APTN reporters Kenneth Jackson and Martha Troian showed the same determination investigating the death of a 15-year-old from Poplar Hill First Nation, Kanina Sue Turtle, who filmed her suicide while in a foster home owned by a child welfare agency. They set out to investigate the connection between the high rate of suicides among Indigenous youth — five to six times higher than in the non-indigenous population — and child welfare. APTN exposed the lack of a surveillance system to keep track of suicides in First Nations. They also showed that children’s aid societies in Ontario don’t provide the data needed to determine the number of Indigenous kids taken from their homes.
Last February, Ottawa tabled Bill C-92, aimed at stopping the over-representation of Indigenous children in foster care. But as APTN’s investigation shows, without proper data tracking, the legislation cannot deliver on its promises.
Fellowships honour investigative journalists Corbett Hancey and Greg Mercer
The two winning projects are:
CORBETT HANCEY for a proposal to produce a series of investigative articles, for print and broadcast, on the recent controversial decision, made by the Canadian Government, to allow Canadian defence contractors to sell weapons to Ukraine to fight Russian-backed rebels in the country’s restive east; and

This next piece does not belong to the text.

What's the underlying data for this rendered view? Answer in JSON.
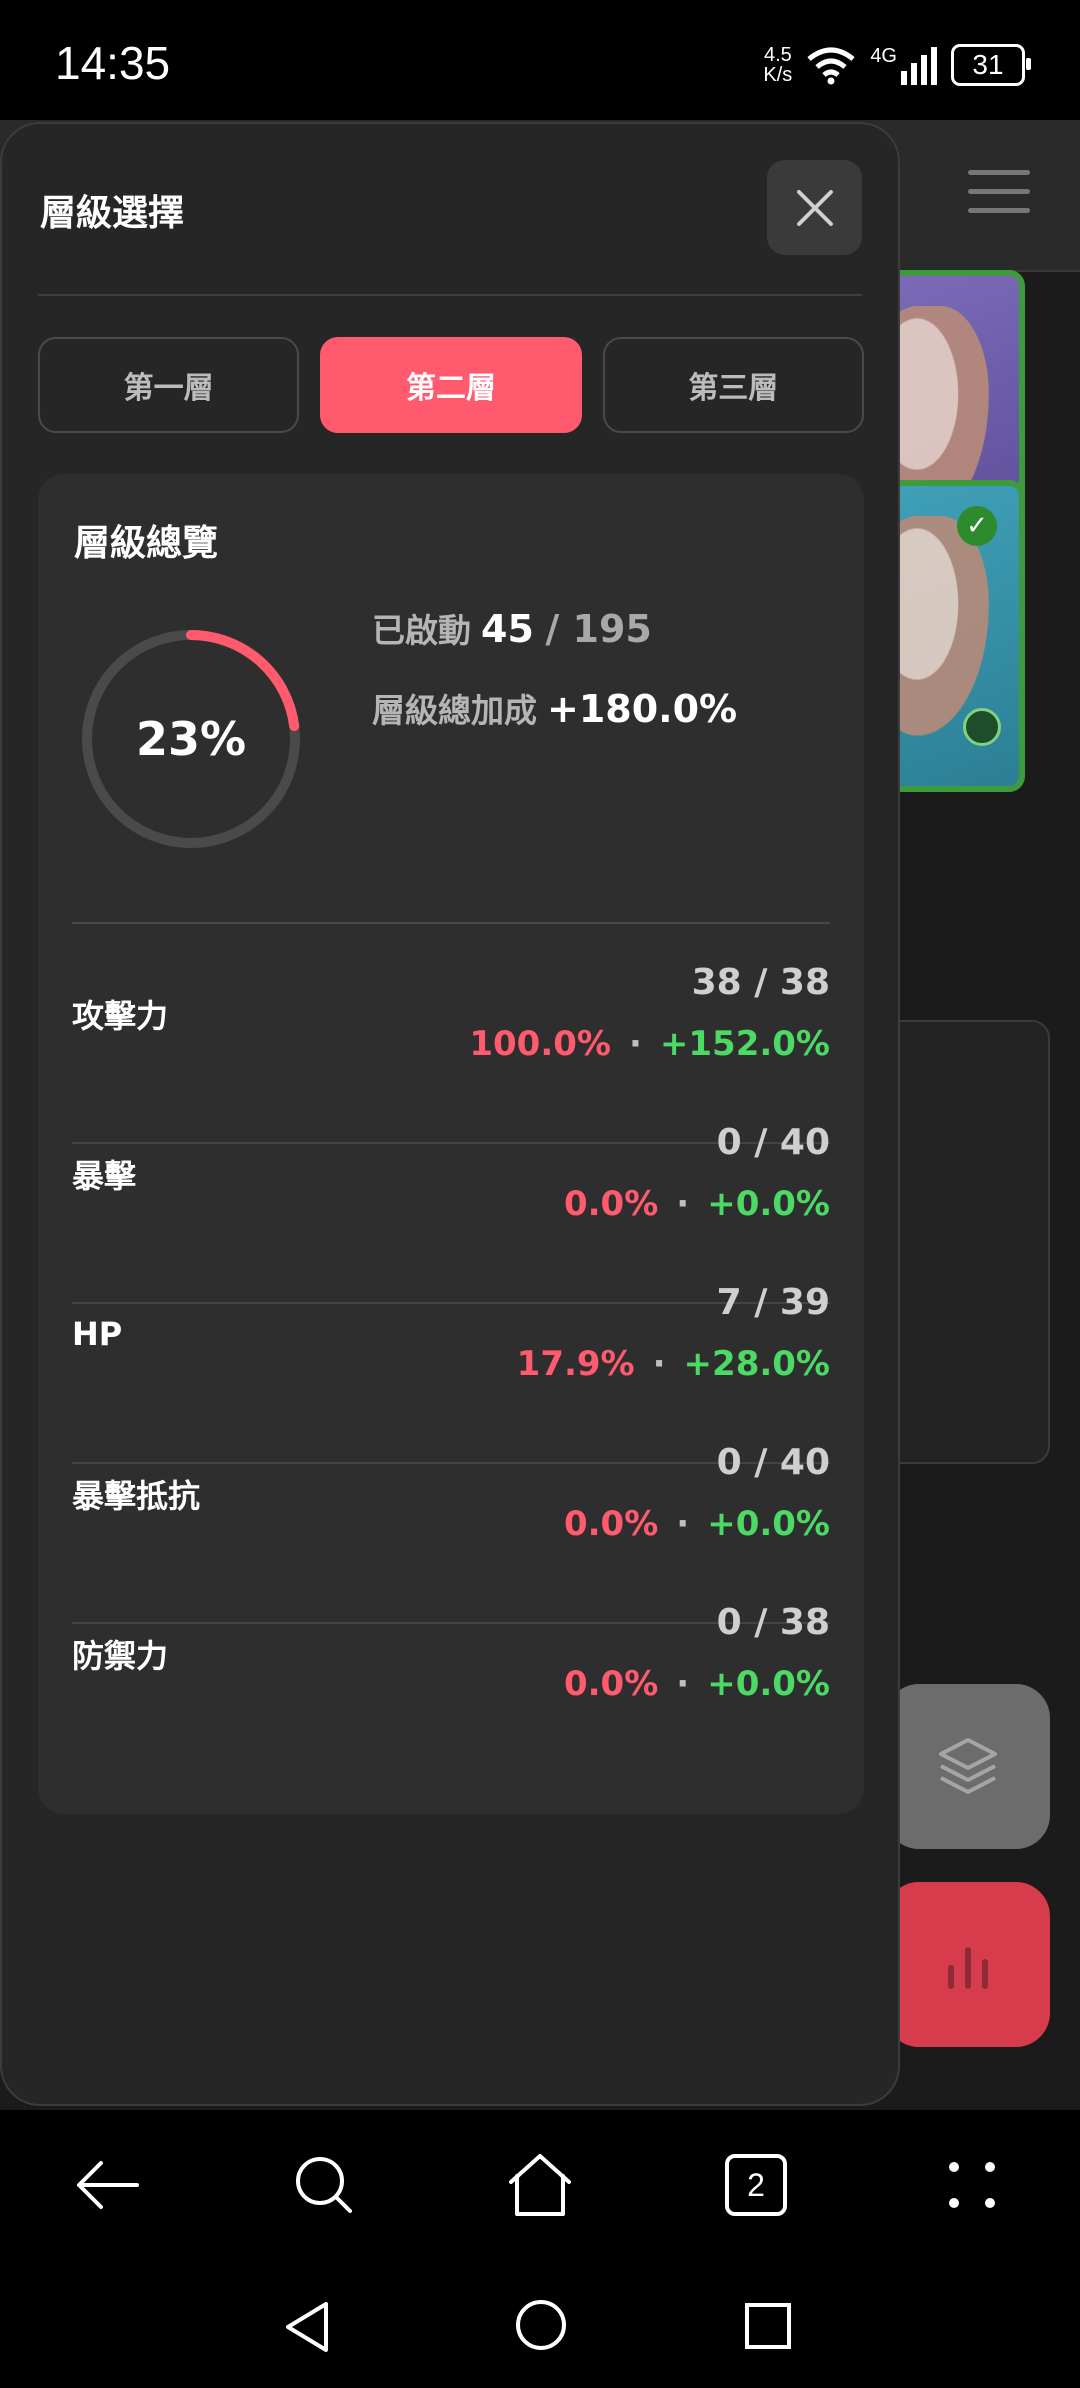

GREG MERCER for a proposal to examine the hidden problem of occupational disease in Canada, to promote better understanding of why the situation is so under-reported and victims rarely compensated. The resulting series will be published widely in print and on media websites.
Judges for the 2018 Michener Awards:

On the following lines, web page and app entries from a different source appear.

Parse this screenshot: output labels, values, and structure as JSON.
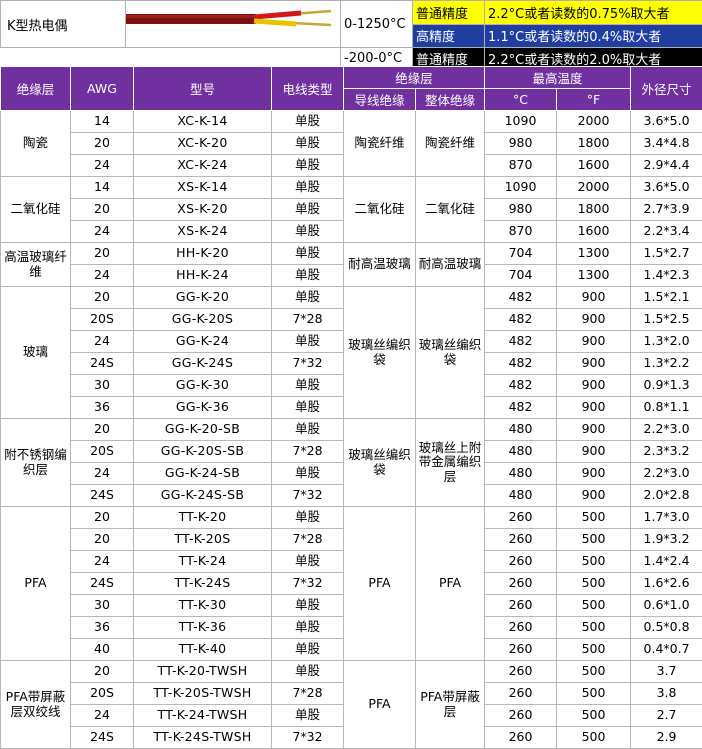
{
  "header": {
    "title": "K型热电偶",
    "range_high": "0-1250°C",
    "range_low": "-200-0°C",
    "grades": [
      {
        "label": "普通精度",
        "text": "2.2°C或者读数的0.75%取大者",
        "color": "#ffff00"
      },
      {
        "label": "高精度",
        "text": "1.1°C或者读数的0.4%取大者",
        "color": "#1f3ea0"
      },
      {
        "label": "普通精度",
        "text": "2.2°C或者读数的2.0%取大者",
        "color": "#000000"
      }
    ]
  },
  "columns": {
    "insulation": "绝缘层",
    "awg": "AWG",
    "model": "型号",
    "wire_type": "电线类型",
    "insulation_group": "绝缘层",
    "conductor_ins": "导线绝缘",
    "overall_ins": "整体绝缘",
    "max_temp": "最高温度",
    "c": "°C",
    "f": "°F",
    "od": "外径尺寸"
  },
  "groups": [
    {
      "name": "陶瓷",
      "cond": "陶瓷纤维",
      "overall": "陶瓷纤维",
      "rows": [
        {
          "awg": "14",
          "model": "XC-K-14",
          "type": "单股",
          "c": "1090",
          "f": "2000",
          "od": "3.6*5.0"
        },
        {
          "awg": "20",
          "model": "XC-K-20",
          "type": "单股",
          "c": "980",
          "f": "1800",
          "od": "3.4*4.8"
        },
        {
          "awg": "24",
          "model": "XC-K-24",
          "type": "单股",
          "c": "870",
          "f": "1600",
          "od": "2.9*4.4"
        }
      ]
    },
    {
      "name": "二氧化硅",
      "cond": "二氧化硅",
      "overall": "二氧化硅",
      "rows": [
        {
          "awg": "14",
          "model": "XS-K-14",
          "type": "单股",
          "c": "1090",
          "f": "2000",
          "od": "3.6*5.0"
        },
        {
          "awg": "20",
          "model": "XS-K-20",
          "type": "单股",
          "c": "980",
          "f": "1800",
          "od": "2.7*3.9"
        },
        {
          "awg": "24",
          "model": "XS-K-24",
          "type": "单股",
          "c": "870",
          "f": "1600",
          "od": "2.2*3.4"
        }
      ]
    },
    {
      "name": "高温玻璃纤维",
      "cond": "耐高温玻璃",
      "overall": "耐高温玻璃",
      "rows": [
        {
          "awg": "20",
          "model": "HH-K-20",
          "type": "单股",
          "c": "704",
          "f": "1300",
          "od": "1.5*2.7"
        },
        {
          "awg": "24",
          "model": "HH-K-24",
          "type": "单股",
          "c": "704",
          "f": "1300",
          "od": "1.4*2.3"
        }
      ]
    },
    {
      "name": "玻璃",
      "cond": "玻璃丝编织袋",
      "overall": "玻璃丝编织袋",
      "rows": [
        {
          "awg": "20",
          "model": "GG-K-20",
          "type": "单股",
          "c": "482",
          "f": "900",
          "od": "1.5*2.1"
        },
        {
          "awg": "20S",
          "model": "GG-K-20S",
          "type": "7*28",
          "c": "482",
          "f": "900",
          "od": "1.5*2.5"
        },
        {
          "awg": "24",
          "model": "GG-K-24",
          "type": "单股",
          "c": "482",
          "f": "900",
          "od": "1.3*2.0"
        },
        {
          "awg": "24S",
          "model": "GG-K-24S",
          "type": "7*32",
          "c": "482",
          "f": "900",
          "od": "1.3*2.2"
        },
        {
          "awg": "30",
          "model": "GG-K-30",
          "type": "单股",
          "c": "482",
          "f": "900",
          "od": "0.9*1.3"
        },
        {
          "awg": "36",
          "model": "GG-K-36",
          "type": "单股",
          "c": "482",
          "f": "900",
          "od": "0.8*1.1"
        }
      ]
    },
    {
      "name": "附不锈钢编织层",
      "cond": "玻璃丝编织袋",
      "overall": "玻璃丝上附带金属编织层",
      "rows": [
        {
          "awg": "20",
          "model": "GG-K-20-SB",
          "type": "单股",
          "c": "480",
          "f": "900",
          "od": "2.2*3.0"
        },
        {
          "awg": "20S",
          "model": "GG-K-20S-SB",
          "type": "7*28",
          "c": "480",
          "f": "900",
          "od": "2.3*3.2"
        },
        {
          "awg": "24",
          "model": "GG-K-24-SB",
          "type": "单股",
          "c": "480",
          "f": "900",
          "od": "2.2*3.0"
        },
        {
          "awg": "24S",
          "model": "GG-K-24S-SB",
          "type": "7*32",
          "c": "480",
          "f": "900",
          "od": "2.0*2.8"
        }
      ]
    },
    {
      "name": "PFA",
      "cond": "PFA",
      "overall": "PFA",
      "rows": [
        {
          "awg": "20",
          "model": "TT-K-20",
          "type": "单股",
          "c": "260",
          "f": "500",
          "od": "1.7*3.0"
        },
        {
          "awg": "20",
          "model": "TT-K-20S",
          "type": "7*28",
          "c": "260",
          "f": "500",
          "od": "1.9*3.2"
        },
        {
          "awg": "24",
          "model": "TT-K-24",
          "type": "单股",
          "c": "260",
          "f": "500",
          "od": "1.4*2.4"
        },
        {
          "awg": "24S",
          "model": "TT-K-24S",
          "type": "7*32",
          "c": "260",
          "f": "500",
          "od": "1.6*2.6"
        },
        {
          "awg": "30",
          "model": "TT-K-30",
          "type": "单股",
          "c": "260",
          "f": "500",
          "od": "0.6*1.0"
        },
        {
          "awg": "36",
          "model": "TT-K-36",
          "type": "单股",
          "c": "260",
          "f": "500",
          "od": "0.5*0.8"
        },
        {
          "awg": "40",
          "model": "TT-K-40",
          "type": "单股",
          "c": "260",
          "f": "500",
          "od": "0.4*0.7"
        }
      ]
    },
    {
      "name": "PFA带屏蔽层双绞线",
      "cond": "PFA",
      "overall": "PFA带屏蔽层",
      "rows": [
        {
          "awg": "20",
          "model": "TT-K-20-TWSH",
          "type": "单股",
          "c": "260",
          "f": "500",
          "od": "3.7"
        },
        {
          "awg": "20S",
          "model": "TT-K-20S-TWSH",
          "type": "7*28",
          "c": "260",
          "f": "500",
          "od": "3.8"
        },
        {
          "awg": "24",
          "model": "TT-K-24-TWSH",
          "type": "单股",
          "c": "260",
          "f": "500",
          "od": "2.7"
        },
        {
          "awg": "24S",
          "model": "TT-K-24S-TWSH",
          "type": "7*32",
          "c": "260",
          "f": "500",
          "od": "2.9"
        }
      ]
    }
  ]
}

Margo Goodhand, Chief Judge, former editor-in-chief of The Edmonton Journal and the Winnipeg Free Press; Sally Reardon, former CBC-TV producer and author; Mary McGuire, Carleton University professor of Journalism; Pierre Tourangeau, former ombudsman and news director at Radio-Canada; Katherine Sedgwick, Frontier College journalism professor and former deputy editor of The Gazette; Pierre Asselin, former editorialist for Le Soleil.
Judges for the 2019 Michener-Deacon Fellowships
Donna Logan, Professor Emerita/Founding Director of the Graduate School of Journalism at UBC; Genevieve Rossier, Directrice des communications, de la programmation et de l’éducation, Bibliothèque et Archives nationales du Quebec; Romayne Smith Fullerton, Associate Professor, Faculty of Information and Media Studies, University of Western Ontario and Ethics Editor at J-Source; Dean Jobb, an award-winning author and journalist who teaches in the MFA in Creative Non-Fiction program at the University of King’s College in Halifax; and Connie Monk, Program Head of Broadcast and Online Journalism at BCIT.
Recognizing outstanding and unbiased public service in journalism, the award is presented to news organizations; newspapers, broadcasting stations and networks, news agencies, periodicals, magazines and online journalism sources.